### WHAT NEEDS TO BE DONE
Every line in the records below with the string "kind" is to be copied out.

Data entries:
════════════════════
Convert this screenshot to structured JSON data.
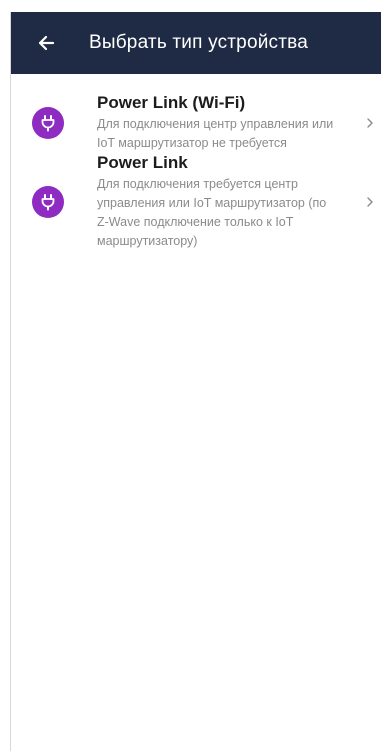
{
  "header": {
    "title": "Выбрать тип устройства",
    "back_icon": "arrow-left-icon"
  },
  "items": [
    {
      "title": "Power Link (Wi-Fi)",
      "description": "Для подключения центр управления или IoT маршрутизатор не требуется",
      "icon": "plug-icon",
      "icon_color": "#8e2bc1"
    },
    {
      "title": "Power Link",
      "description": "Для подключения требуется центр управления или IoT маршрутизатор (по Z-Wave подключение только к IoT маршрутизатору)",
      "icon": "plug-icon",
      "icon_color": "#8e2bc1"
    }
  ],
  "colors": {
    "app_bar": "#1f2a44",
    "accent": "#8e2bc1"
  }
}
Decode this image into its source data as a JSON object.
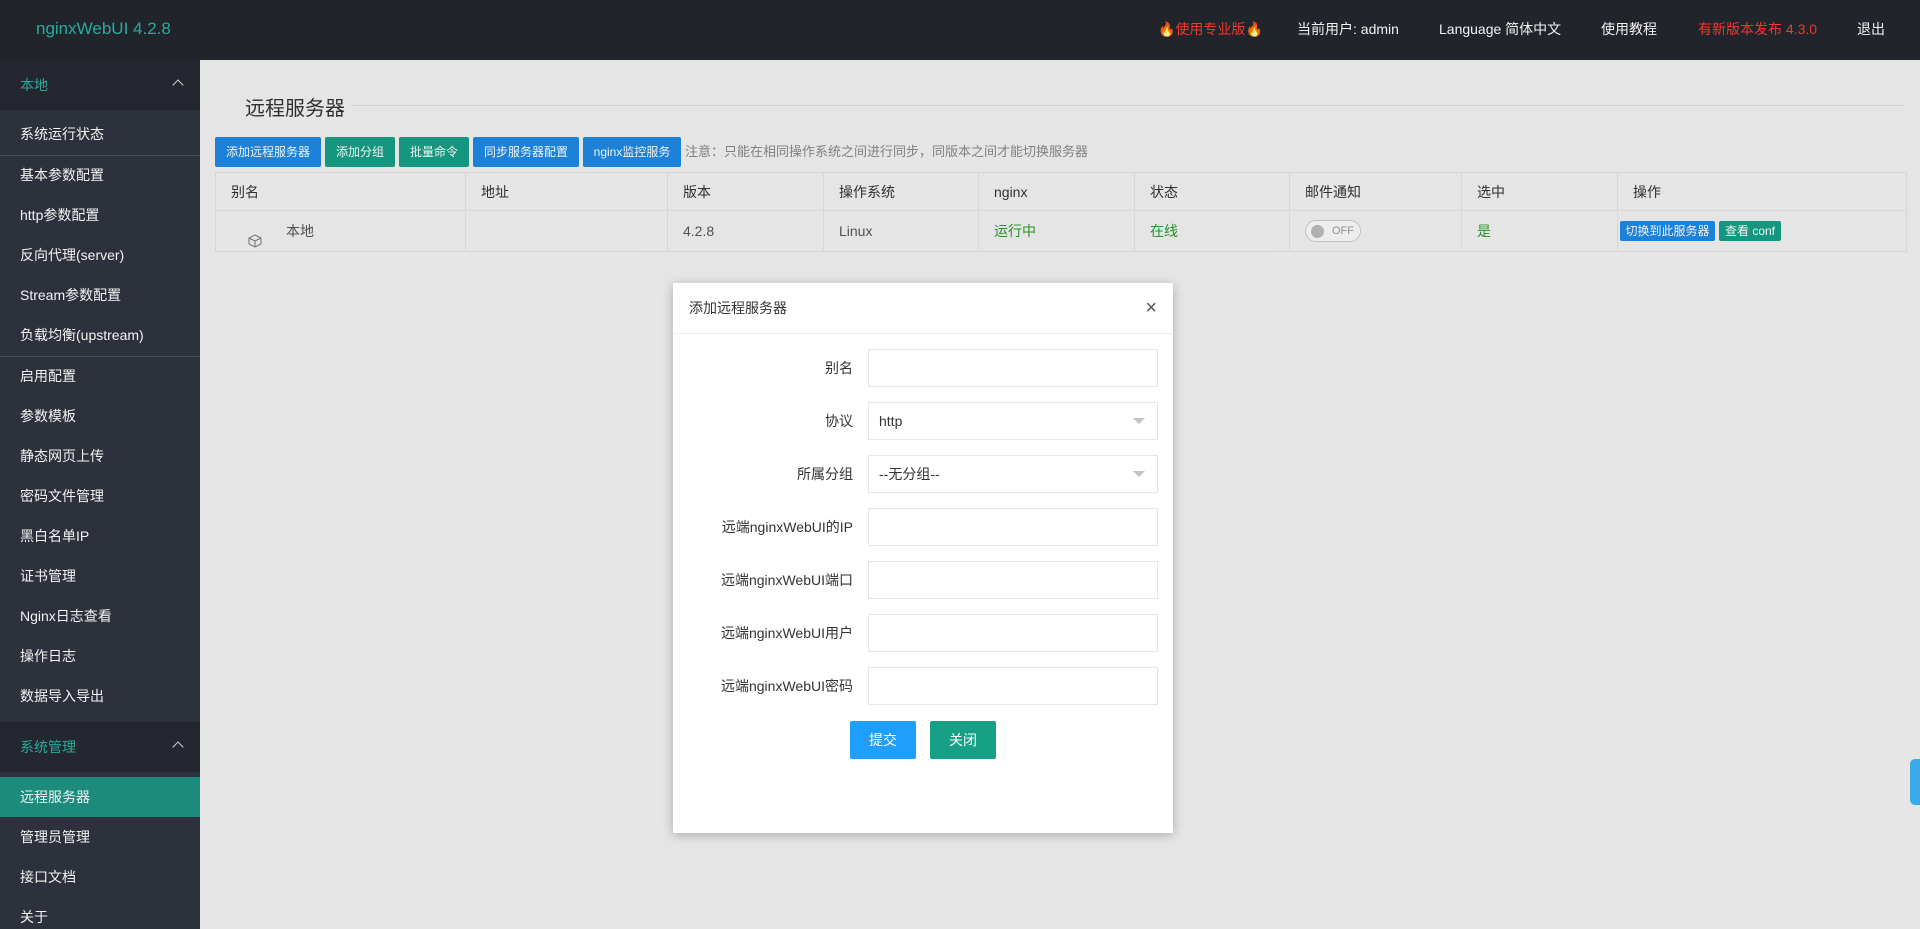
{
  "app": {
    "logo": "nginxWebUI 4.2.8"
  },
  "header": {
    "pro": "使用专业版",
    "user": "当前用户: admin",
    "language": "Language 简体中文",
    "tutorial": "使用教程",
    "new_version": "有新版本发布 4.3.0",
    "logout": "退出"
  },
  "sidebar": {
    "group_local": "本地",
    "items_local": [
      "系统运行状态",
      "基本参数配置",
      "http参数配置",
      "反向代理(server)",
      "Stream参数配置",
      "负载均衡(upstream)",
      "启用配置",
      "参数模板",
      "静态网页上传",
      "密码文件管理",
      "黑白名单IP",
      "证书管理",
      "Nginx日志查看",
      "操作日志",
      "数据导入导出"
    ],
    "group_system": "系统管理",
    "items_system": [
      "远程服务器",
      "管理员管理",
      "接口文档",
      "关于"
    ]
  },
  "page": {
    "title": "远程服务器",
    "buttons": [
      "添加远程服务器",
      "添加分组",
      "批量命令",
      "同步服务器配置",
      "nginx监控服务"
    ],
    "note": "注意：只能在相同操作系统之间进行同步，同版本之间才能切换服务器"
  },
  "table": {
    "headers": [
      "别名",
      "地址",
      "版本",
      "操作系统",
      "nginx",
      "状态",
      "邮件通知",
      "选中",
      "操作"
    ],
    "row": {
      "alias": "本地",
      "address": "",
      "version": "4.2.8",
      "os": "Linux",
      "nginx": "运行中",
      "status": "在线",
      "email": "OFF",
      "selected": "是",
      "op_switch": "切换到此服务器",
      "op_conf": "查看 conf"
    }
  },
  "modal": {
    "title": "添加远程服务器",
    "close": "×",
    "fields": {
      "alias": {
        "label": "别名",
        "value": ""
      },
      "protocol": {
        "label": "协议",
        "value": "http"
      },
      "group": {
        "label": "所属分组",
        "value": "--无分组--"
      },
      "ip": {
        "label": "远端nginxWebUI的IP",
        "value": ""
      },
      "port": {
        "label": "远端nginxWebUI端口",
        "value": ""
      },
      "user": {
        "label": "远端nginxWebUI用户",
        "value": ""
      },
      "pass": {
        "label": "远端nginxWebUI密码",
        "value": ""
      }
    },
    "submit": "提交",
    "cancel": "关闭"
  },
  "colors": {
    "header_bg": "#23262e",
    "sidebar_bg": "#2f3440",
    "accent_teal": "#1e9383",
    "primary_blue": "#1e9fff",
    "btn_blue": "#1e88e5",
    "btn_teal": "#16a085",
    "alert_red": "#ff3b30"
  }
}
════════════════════
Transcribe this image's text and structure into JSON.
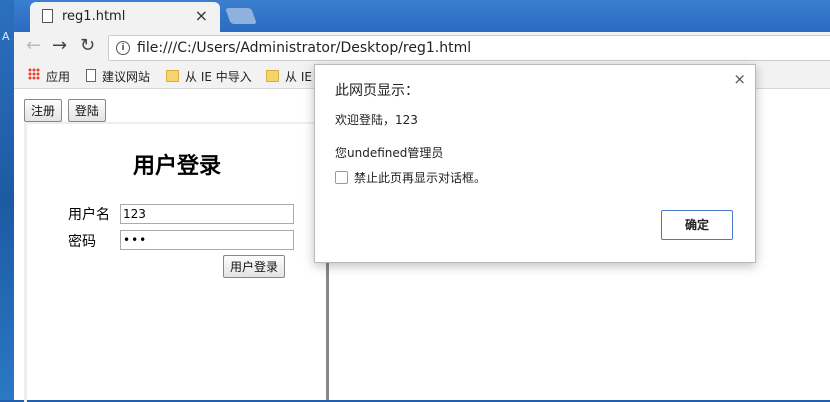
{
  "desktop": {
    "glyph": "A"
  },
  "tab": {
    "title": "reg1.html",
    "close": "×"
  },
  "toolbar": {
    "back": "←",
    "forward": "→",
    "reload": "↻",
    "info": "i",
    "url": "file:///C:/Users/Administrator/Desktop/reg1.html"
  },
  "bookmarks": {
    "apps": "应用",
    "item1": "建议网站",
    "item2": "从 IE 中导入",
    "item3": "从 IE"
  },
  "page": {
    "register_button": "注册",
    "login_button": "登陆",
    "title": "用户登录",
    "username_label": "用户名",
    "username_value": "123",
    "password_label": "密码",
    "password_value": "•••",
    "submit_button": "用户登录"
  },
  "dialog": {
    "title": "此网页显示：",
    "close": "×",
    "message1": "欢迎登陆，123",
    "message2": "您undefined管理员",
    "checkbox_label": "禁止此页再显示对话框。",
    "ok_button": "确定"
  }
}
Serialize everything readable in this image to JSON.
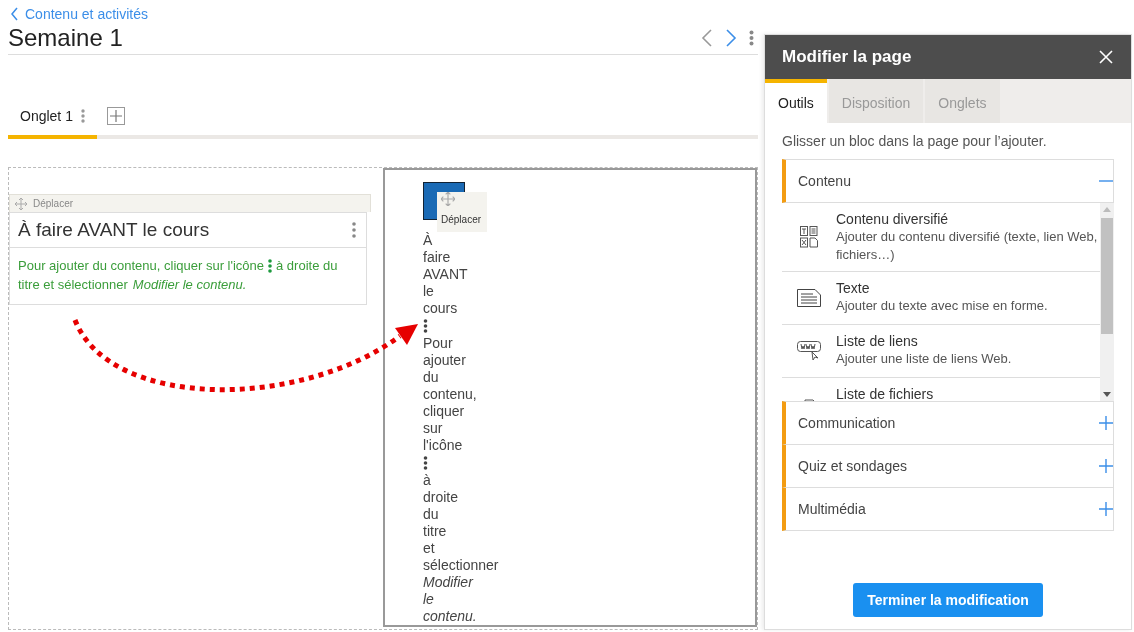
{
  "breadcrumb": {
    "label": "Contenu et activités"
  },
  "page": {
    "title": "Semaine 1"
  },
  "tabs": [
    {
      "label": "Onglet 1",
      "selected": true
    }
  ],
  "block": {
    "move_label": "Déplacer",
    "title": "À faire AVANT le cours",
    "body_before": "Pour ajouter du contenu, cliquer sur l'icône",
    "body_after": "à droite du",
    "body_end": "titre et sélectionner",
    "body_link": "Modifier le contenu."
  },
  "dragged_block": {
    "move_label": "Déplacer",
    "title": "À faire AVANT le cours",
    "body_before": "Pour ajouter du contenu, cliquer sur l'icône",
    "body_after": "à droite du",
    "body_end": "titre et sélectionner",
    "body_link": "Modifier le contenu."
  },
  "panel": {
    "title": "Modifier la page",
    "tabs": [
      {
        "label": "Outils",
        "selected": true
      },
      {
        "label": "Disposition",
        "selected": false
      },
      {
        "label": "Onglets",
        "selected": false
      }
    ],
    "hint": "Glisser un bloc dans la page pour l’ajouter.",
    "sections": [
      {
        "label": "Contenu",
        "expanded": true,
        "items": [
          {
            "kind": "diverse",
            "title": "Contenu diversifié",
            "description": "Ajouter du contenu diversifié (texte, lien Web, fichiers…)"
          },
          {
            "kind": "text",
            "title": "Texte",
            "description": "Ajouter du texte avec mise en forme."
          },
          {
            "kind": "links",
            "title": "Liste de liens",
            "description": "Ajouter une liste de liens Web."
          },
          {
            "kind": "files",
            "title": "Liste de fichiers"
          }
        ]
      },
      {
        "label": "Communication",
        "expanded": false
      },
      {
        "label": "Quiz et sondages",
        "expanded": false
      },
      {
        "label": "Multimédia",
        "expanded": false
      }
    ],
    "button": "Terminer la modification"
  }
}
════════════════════
### SOLUTION FOR THIS EXERCISE
            "kind": "diverse",
            "kind": "text",
            "kind": "links",
            "kind": "files",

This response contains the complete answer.